▸ **WHAT TO DO**
Write only the number of lines in the entries below that contain the word "title".

Items listed in a dataset
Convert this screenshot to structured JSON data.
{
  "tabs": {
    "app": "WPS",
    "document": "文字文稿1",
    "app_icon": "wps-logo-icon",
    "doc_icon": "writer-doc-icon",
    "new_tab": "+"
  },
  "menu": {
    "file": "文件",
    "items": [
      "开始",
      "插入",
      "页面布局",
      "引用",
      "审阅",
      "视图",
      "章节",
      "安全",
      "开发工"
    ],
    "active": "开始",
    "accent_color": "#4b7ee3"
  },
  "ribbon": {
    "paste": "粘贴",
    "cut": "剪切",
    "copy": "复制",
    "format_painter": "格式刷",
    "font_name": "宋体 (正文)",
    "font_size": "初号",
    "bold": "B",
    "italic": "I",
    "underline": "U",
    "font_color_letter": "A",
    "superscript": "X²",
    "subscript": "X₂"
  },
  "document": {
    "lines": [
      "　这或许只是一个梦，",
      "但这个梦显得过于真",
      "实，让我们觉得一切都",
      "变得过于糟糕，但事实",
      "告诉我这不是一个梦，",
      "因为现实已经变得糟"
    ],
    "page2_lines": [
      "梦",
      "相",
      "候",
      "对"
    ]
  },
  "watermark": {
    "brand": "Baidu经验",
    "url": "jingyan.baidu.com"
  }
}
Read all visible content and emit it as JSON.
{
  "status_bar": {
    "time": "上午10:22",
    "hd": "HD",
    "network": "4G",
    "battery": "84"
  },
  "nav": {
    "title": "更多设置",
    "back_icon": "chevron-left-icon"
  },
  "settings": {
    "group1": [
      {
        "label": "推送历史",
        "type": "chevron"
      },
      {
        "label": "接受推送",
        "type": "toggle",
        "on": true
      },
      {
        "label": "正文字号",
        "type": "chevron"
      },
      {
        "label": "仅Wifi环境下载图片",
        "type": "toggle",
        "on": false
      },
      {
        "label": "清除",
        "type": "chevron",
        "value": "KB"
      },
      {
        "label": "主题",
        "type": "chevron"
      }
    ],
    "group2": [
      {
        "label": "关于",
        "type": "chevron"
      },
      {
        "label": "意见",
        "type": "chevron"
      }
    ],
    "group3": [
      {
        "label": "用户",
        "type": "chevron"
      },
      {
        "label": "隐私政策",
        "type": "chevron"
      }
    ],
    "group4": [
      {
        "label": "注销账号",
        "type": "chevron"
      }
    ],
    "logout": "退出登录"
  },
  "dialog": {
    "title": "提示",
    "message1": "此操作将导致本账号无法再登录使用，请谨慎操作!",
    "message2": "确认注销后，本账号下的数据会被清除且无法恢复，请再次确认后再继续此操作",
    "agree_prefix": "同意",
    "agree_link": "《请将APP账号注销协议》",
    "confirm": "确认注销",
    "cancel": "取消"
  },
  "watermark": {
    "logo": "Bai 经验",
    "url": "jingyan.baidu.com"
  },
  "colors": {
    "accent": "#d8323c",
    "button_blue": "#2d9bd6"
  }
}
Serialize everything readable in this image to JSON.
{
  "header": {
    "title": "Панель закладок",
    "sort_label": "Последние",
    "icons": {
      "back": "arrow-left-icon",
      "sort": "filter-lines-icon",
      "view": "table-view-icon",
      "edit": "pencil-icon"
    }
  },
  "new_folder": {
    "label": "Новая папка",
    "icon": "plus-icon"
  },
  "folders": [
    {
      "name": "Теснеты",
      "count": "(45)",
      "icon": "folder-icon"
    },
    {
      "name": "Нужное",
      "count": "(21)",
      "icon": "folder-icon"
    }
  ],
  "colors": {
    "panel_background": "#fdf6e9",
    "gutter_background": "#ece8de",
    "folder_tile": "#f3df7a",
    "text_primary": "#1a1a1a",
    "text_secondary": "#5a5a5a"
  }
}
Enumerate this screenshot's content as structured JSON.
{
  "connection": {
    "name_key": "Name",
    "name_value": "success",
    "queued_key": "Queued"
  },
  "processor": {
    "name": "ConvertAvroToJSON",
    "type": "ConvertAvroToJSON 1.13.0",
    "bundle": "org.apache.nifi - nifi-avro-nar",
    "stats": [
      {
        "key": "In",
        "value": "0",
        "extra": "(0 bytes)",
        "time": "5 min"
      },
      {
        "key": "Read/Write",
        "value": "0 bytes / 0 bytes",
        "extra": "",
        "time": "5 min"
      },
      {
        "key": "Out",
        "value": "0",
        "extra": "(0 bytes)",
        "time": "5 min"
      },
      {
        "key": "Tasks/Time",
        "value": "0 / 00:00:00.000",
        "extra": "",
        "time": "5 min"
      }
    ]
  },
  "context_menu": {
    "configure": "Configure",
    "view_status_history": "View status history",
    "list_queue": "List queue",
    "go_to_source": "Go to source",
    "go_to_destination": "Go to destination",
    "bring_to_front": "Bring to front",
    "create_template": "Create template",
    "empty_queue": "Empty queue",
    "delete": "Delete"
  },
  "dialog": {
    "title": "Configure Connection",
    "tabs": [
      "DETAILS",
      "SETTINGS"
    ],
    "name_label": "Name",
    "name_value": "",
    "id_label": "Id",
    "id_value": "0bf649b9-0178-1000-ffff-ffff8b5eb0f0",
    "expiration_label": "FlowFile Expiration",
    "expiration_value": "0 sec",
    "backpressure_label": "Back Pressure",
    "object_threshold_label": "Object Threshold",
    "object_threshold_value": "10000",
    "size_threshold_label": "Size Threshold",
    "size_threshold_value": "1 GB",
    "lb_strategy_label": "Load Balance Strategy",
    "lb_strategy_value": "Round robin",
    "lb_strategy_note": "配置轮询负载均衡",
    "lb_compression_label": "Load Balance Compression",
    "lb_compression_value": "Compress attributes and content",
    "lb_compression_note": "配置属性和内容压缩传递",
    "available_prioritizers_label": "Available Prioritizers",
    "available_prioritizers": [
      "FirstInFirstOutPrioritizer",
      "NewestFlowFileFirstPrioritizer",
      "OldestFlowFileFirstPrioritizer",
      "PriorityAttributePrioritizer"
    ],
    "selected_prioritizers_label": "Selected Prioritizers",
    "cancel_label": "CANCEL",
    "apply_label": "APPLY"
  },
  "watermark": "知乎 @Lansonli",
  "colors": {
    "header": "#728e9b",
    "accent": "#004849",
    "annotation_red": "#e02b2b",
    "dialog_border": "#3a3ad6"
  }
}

▸ **ANSWER TO THE EXERCISE**
4